for the product include a device that
connects wirelessly to a PDA or handheld
computer, which would increase the
system’s overall portability. The same
flexibility could be achieved by incorporating a computer and display into the
microscope. There is a device like this
available today from the original developer of the ProScope, Scalar Corp. of
Tokyo. Scalar’s DG- 3 combines a monitor,
a 2.3-megapixel imager and a memory
card in a completely untethered digital
microscope. However, its cost is much
higher than for the ProScope, White said.
Shown is a study determining the sequence of
multiple layering of blood for forensic analysis,
done using a handheld Bodelin ProScope
microscope. Image courtesy of BPA Consulting.
for crime scene and other investigations.
“We’re also used extensively by private
As the market has changed, the ProScope, which White said is manufactured
in the US, has undergone technical evolution. Today it has a 1.3-megapixel imager,
offers up to 400 magnification and can
attach to other optics, making it a possible
substitute for the eyepiece found in a conventional desktop microscope. The ProScope takes images with the touch of a
button, working with any computer that
has a standard USB port. White noted,
however, that the best performance comes
with a higher-speed USB 2.0 port.
“It’s a UVC plug-and-play product. So
there’s no driver,” he added, claiming that
to be a key advantage. “It can actually be
used live over the Internet.”
The company currently makes a lens set
that ranges from 10 to 400 , with another
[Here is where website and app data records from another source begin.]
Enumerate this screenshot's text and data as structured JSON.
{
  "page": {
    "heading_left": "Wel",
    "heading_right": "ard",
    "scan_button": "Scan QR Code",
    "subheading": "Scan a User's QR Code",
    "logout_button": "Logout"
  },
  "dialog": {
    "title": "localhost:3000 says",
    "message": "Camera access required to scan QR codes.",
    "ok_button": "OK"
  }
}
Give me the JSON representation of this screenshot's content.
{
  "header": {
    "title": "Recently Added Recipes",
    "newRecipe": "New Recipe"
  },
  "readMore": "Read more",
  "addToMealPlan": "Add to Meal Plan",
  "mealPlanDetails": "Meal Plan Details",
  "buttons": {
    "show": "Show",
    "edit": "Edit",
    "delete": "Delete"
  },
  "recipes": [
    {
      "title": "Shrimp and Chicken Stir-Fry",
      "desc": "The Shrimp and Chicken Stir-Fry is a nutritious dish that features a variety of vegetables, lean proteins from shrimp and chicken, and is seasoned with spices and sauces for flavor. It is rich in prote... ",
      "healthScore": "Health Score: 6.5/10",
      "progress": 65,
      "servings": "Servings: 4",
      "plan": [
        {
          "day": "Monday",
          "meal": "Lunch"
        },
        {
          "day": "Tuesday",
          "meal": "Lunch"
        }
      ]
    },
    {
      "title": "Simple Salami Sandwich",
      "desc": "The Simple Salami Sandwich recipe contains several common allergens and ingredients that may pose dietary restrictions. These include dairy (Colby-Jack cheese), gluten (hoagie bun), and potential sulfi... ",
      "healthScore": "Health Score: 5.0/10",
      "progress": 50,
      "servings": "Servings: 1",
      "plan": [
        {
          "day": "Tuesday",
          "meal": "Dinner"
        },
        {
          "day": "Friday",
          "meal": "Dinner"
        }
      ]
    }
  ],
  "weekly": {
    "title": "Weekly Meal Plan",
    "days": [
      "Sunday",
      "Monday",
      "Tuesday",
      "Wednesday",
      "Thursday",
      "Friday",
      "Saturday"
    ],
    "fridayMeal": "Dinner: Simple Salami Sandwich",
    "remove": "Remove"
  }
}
lens of 1000 available to law enforcement
only. That restriction may eventually be
lifted, in which case the higher-magnifica-tion lenses will be sold to the public.
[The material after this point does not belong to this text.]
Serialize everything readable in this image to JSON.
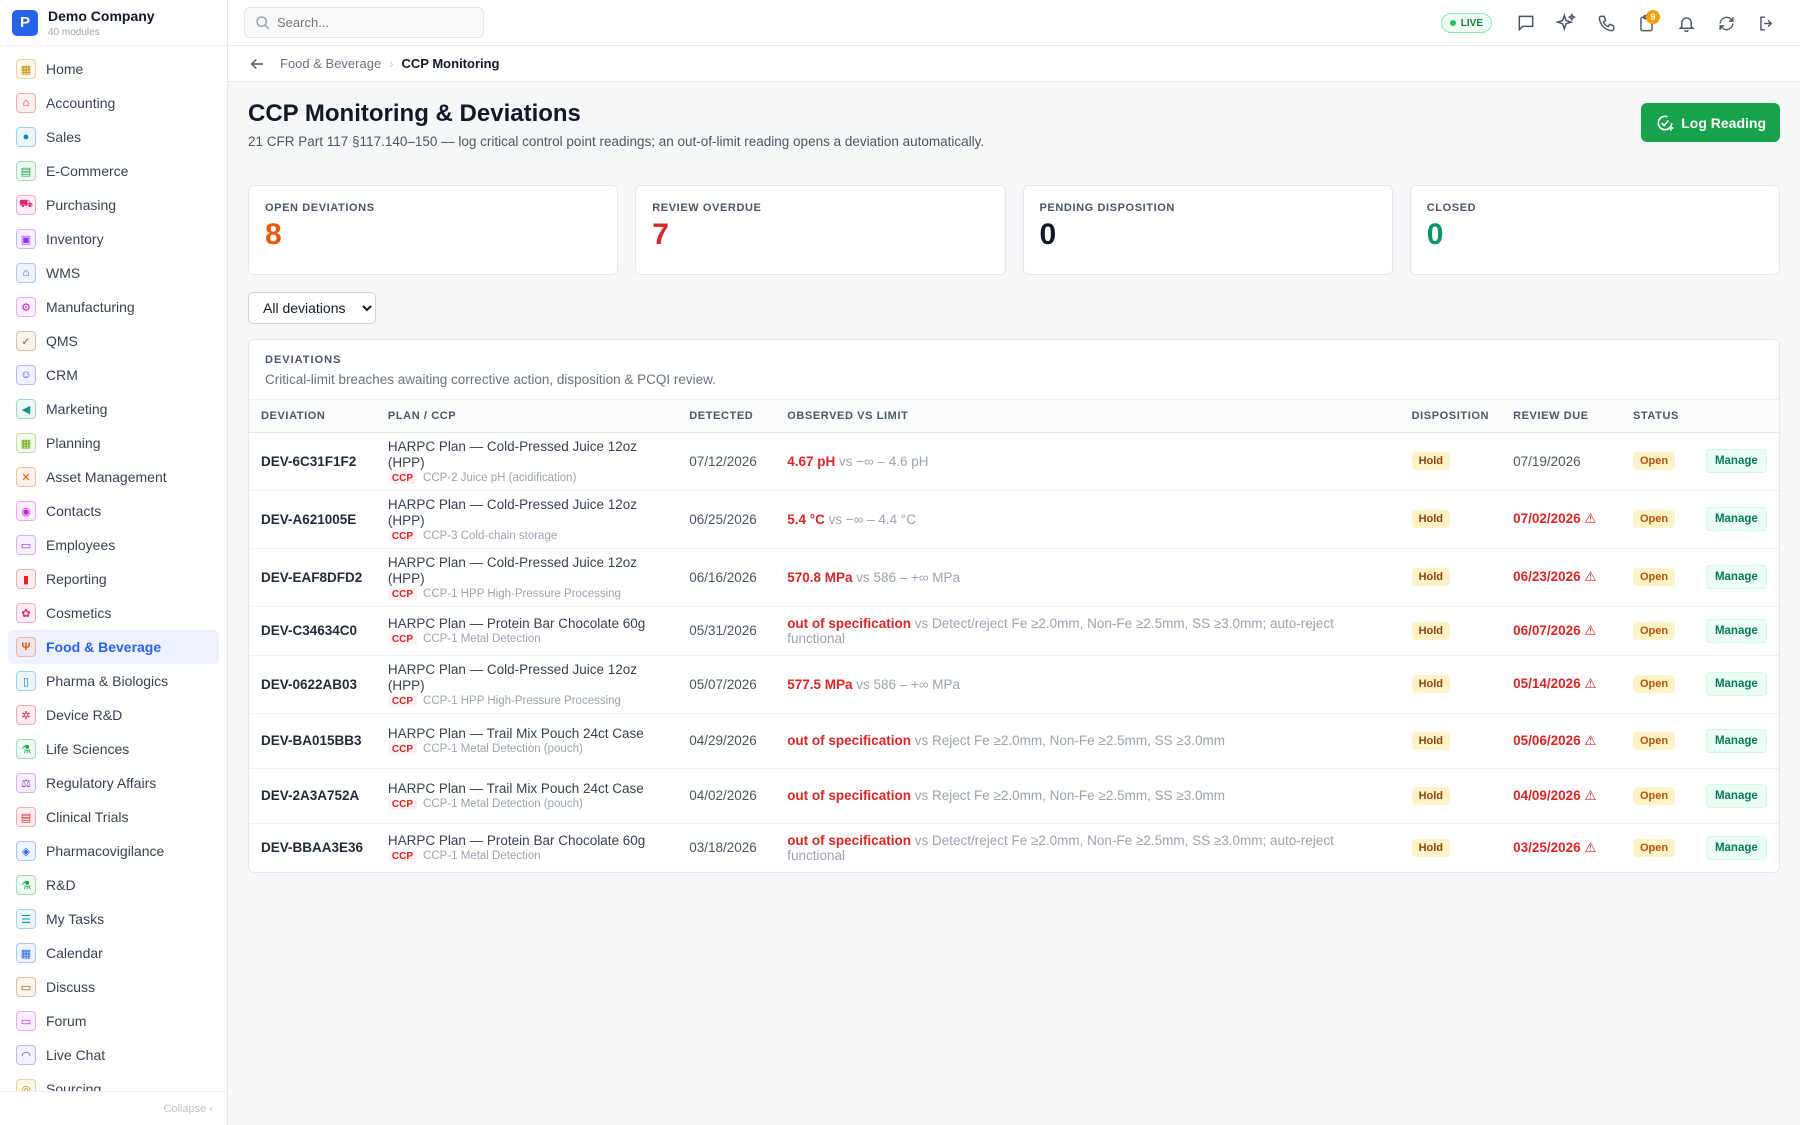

The device includes a mount so that it
can be held steady. It also has two imaging
modes, one where the focus is fixed at a
point such that the device has to touch the
object being examined. The second mode
provides imaging at a distance of roughly
half an inch.
The butler did it
One of the applications for current
handheld microscopes is in criminal forensics, with uses ranging from fraud to
murder investigations. Bodelin recently
announced that its product had won the
seal of approval of Frank W. Abagnale,
one of the world’s leading document
fraud investigators and the subject of a
Norman Reeves, a forensic expert who
heads Tucson, Ariz.-based BPA Consulting,
hasn’t had that kind of publicity, unless you
count fictional depictions on crime shows.
Reeves specializes in bloodstain pattern
analysis, interpreting the shape, location,
size and directionality of bloodstains found
on clothing and elsewhere. That
information can help in defining
the location of victim or as-
sailant, as well as in establishing
the actions of either or both.
At one time, Reeves did these
investigations using conven-
tional microscopes, but these in-
struments suffered from a lack
of portability and often from
inferior image quality as well.
Today, he works with a hand-
held microscope. “I can take this
with me, lay the evidence out
on a table and go to work on it.
That’s a great feature.”
Because the data is viewable
immediately, he can determine
when a particular image should
be retaken. He can also quickly
send it to a computer, where it
can be analyzed later or put
into a report. He typically
works on a flat surface and uses
a stand to eliminate movements
that would blur the image.
As is the case with other investigators who have to work
with unknown substances,
Using a handheld Keyence microscope, NASA researchers profiled a flush-mounted pressure gauge (top) and determined its
height relative to a nose cone (bottom), information important in understanding in-flight testing data. Image courtesy of NASA.